Though members of the women’s soccer team acknowledge that McFeely pushes them hard, they appreciate his effort and dedication to their success, as well as his selfless nature and inspirational qualities.

“We had our first loss [on Sept. 24], and it sucked, but he was the one to help pick us back up after the loss, like, ‘Yeah, it’s okay to be upset, but we’re just going to move on from it,’” goalkeeper Dallas Gunny (first-year) said.

McFeely may be a generation older than the women he coaches, but he makes no effort to distance himself from them. In fact, he does the opposite.

“He jokes around with us, and he’s very friendly with the team,” midfielder Erin Iacullo (first-year) said. “When we’re practicing, he’s the coach, and strict, but when we’re done with practice he’s joking and funny, and he knows how to have a good time.”

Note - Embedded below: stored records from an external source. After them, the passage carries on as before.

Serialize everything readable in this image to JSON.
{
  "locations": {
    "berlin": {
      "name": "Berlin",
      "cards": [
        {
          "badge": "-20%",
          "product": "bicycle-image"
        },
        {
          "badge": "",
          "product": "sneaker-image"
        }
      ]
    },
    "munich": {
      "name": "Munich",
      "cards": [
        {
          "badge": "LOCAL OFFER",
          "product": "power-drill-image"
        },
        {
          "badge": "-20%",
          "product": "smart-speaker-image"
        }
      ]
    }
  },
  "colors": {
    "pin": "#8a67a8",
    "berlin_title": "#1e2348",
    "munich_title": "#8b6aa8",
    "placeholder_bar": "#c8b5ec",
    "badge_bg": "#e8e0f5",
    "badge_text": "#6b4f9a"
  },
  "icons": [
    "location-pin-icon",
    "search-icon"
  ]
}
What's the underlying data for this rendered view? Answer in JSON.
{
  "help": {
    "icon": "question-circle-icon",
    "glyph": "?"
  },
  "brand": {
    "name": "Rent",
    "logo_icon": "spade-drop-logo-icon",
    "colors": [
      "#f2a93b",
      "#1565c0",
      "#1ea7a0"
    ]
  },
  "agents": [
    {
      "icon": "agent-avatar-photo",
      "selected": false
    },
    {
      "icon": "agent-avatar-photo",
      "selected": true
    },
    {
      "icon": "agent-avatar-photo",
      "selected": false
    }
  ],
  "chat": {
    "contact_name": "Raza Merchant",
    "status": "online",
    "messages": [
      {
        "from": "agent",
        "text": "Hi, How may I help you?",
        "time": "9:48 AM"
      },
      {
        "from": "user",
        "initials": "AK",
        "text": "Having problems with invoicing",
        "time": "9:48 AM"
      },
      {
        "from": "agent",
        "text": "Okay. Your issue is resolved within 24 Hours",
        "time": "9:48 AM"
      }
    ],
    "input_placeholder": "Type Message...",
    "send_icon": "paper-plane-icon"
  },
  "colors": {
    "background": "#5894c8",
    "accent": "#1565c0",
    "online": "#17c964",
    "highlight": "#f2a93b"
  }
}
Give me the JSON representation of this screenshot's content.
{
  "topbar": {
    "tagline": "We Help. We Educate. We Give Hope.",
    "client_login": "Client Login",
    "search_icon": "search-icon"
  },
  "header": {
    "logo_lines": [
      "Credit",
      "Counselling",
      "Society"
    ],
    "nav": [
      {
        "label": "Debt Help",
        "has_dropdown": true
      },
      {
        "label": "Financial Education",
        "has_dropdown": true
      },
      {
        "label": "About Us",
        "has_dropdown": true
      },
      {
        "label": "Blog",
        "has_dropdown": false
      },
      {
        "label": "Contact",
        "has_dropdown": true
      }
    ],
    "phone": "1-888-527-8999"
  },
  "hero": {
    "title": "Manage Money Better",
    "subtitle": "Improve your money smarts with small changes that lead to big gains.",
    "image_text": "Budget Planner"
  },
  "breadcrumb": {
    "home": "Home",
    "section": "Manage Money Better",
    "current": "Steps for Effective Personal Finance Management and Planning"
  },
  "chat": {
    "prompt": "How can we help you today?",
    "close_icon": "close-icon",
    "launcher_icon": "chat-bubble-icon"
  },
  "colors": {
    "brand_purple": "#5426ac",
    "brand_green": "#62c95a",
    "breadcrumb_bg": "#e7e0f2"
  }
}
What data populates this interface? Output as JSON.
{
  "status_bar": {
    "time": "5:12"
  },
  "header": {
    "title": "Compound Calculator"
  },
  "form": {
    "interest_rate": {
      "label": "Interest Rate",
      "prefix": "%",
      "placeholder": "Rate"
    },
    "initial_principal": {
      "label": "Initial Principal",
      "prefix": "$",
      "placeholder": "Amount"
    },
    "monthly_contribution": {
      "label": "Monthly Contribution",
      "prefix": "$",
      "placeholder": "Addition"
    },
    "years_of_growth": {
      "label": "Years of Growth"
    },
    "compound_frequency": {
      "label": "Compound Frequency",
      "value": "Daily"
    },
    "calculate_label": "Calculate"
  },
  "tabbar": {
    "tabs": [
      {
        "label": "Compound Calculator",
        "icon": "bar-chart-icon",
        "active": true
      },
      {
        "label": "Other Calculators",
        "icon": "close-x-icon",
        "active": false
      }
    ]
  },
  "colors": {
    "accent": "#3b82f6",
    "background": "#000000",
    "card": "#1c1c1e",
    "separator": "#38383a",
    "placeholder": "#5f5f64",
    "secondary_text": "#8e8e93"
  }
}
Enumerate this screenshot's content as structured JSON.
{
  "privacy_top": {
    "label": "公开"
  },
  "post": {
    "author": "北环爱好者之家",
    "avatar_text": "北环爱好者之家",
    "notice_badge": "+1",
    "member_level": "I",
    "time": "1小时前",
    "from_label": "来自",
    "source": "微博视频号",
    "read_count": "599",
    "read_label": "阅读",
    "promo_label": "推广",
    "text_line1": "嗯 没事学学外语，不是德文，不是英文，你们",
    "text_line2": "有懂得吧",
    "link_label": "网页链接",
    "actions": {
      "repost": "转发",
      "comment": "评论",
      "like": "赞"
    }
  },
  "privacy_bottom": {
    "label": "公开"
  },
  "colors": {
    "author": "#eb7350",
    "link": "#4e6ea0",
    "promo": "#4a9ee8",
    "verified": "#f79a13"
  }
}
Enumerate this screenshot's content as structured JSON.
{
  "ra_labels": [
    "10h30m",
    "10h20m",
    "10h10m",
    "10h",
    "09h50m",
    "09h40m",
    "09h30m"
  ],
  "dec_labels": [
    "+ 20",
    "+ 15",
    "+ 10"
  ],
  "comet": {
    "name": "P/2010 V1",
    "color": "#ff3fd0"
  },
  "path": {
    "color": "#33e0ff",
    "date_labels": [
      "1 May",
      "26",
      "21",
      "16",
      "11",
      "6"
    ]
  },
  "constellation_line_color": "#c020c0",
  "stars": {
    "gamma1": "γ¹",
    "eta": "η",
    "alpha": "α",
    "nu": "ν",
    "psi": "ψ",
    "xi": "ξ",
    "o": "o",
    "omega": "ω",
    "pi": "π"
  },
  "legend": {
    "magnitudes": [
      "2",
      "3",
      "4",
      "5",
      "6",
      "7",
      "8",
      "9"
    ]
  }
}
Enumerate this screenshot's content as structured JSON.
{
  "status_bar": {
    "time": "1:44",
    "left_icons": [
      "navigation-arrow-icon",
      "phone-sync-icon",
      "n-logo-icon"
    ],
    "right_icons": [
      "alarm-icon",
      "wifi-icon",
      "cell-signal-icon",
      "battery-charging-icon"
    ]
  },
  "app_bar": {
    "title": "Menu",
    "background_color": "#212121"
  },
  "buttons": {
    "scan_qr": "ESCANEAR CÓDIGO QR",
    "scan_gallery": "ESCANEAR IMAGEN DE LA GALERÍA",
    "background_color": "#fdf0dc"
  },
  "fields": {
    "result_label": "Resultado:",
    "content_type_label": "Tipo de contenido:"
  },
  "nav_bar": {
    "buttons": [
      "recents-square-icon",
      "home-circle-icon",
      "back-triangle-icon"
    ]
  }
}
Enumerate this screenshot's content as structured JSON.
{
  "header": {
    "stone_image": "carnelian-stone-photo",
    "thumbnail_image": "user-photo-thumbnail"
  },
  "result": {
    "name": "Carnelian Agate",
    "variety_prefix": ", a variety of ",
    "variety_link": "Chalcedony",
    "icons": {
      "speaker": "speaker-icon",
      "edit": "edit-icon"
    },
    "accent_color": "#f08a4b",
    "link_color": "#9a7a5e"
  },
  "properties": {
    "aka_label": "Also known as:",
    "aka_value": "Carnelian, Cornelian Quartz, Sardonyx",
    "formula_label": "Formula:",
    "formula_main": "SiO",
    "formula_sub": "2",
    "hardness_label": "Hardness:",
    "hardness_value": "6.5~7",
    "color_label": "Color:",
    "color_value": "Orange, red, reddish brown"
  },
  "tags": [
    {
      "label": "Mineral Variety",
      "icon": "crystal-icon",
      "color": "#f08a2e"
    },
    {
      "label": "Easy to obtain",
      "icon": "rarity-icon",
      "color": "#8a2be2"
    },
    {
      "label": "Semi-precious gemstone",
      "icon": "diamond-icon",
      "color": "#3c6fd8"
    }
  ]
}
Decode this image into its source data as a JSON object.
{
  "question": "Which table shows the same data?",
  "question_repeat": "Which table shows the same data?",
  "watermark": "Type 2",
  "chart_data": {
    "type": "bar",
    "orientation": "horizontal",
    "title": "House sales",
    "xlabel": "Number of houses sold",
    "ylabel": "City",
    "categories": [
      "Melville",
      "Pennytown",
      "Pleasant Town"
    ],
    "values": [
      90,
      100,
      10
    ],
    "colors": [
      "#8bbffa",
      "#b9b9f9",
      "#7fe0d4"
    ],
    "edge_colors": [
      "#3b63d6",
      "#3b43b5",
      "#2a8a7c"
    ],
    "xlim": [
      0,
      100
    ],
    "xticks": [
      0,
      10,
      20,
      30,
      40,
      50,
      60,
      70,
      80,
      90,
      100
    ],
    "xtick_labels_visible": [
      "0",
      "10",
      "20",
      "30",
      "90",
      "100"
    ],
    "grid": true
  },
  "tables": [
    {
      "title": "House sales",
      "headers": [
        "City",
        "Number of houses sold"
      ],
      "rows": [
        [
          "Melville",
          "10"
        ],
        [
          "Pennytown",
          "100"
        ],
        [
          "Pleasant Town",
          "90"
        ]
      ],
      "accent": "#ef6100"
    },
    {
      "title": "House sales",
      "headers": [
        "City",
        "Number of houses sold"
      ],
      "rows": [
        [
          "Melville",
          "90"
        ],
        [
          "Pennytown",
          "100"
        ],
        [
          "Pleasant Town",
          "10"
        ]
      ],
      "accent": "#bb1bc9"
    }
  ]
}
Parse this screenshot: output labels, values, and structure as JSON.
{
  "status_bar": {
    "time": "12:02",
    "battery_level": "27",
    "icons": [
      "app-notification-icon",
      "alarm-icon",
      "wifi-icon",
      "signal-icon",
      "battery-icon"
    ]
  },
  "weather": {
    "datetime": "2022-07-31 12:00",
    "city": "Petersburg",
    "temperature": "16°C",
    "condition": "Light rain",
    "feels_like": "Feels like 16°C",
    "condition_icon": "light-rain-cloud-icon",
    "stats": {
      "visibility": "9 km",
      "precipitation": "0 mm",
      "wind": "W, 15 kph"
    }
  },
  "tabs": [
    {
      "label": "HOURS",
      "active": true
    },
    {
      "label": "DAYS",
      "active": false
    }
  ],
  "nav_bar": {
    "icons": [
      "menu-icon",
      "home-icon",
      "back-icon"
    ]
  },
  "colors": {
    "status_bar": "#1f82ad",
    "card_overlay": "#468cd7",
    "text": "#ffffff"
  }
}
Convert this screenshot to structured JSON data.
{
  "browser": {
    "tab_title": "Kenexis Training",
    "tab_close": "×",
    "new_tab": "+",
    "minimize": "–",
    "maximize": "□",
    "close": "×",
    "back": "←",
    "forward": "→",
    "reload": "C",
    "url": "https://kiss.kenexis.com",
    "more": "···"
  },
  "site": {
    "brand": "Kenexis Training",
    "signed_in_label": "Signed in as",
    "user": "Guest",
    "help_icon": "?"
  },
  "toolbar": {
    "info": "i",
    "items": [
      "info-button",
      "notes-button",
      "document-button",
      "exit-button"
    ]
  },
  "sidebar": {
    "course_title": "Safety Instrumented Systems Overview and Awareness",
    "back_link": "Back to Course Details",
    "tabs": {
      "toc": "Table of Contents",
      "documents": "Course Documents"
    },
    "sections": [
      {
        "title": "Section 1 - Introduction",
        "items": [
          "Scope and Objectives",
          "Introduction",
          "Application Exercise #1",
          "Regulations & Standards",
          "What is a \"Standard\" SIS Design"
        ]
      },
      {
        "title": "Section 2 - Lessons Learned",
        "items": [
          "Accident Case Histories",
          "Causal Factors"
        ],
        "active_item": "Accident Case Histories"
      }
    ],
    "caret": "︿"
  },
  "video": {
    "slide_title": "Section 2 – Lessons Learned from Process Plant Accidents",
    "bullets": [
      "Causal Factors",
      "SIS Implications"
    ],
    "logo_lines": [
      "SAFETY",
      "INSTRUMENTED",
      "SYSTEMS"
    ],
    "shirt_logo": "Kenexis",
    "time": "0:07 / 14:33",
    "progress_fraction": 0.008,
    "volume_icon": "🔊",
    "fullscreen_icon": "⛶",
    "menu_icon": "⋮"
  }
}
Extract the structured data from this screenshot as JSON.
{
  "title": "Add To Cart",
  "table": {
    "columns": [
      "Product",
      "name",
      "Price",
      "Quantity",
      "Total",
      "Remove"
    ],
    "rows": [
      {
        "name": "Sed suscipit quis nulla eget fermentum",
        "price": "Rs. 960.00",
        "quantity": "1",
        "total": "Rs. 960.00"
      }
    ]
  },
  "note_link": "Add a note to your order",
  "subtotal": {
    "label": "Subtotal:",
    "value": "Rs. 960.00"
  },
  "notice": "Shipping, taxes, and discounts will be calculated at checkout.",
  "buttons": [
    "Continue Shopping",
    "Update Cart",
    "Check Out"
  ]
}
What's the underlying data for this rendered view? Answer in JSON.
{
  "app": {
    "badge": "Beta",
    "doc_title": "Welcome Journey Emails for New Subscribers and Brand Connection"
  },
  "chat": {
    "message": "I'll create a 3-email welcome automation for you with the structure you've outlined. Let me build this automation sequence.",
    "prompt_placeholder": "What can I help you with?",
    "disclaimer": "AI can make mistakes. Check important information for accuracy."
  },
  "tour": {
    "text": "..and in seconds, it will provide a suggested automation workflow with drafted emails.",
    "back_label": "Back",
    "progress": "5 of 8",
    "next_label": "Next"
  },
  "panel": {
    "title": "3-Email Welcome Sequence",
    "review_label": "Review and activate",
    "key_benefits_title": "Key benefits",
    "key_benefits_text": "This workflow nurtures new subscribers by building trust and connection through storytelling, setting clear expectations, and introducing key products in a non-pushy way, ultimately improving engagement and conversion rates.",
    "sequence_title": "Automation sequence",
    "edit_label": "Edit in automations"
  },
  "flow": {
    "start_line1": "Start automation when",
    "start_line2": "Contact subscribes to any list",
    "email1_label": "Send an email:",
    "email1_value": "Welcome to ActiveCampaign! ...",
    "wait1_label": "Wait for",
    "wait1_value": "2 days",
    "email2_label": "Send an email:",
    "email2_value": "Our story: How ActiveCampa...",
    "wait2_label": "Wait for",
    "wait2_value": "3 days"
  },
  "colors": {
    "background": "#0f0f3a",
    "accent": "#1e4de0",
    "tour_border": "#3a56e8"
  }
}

McFeely has many fond memories of events on campus over the course of his 22 years at Occidental, including his only daughter’s wedding in front of Branca Patio.

He cites alumni games as another of the highlights of his experience at Occidental, and especially values the bonds that students are able to form with mentoring alumni.

“Now there’s an identity that our current players have with the alums knowing that there was somebody here before them who has actually tried to pave the way for them,” McFeely said.

McFeely emphasizes the importance of leadership opportunities within the context of sports, and advocates the need for a balanced life. He wants his student athletes to have a good experience within the sports program and Occidental in general and to graduate prepared to take the next step.

“If our process is getting them in that direction, then I think we’re doing some of the right things,” McFeely said.

Spanning four countries, McFeely’s soccer career is an adventurous and fulfilling one that he considers himself fortunate to have had. He has experienced unique events in each country, met people he wouldn’t have otherwise been able to meet and above all has stayed true to his passion for soccer.

“Here I am, still doing something that I enjoy, in an environment that I really value,” McFeely said.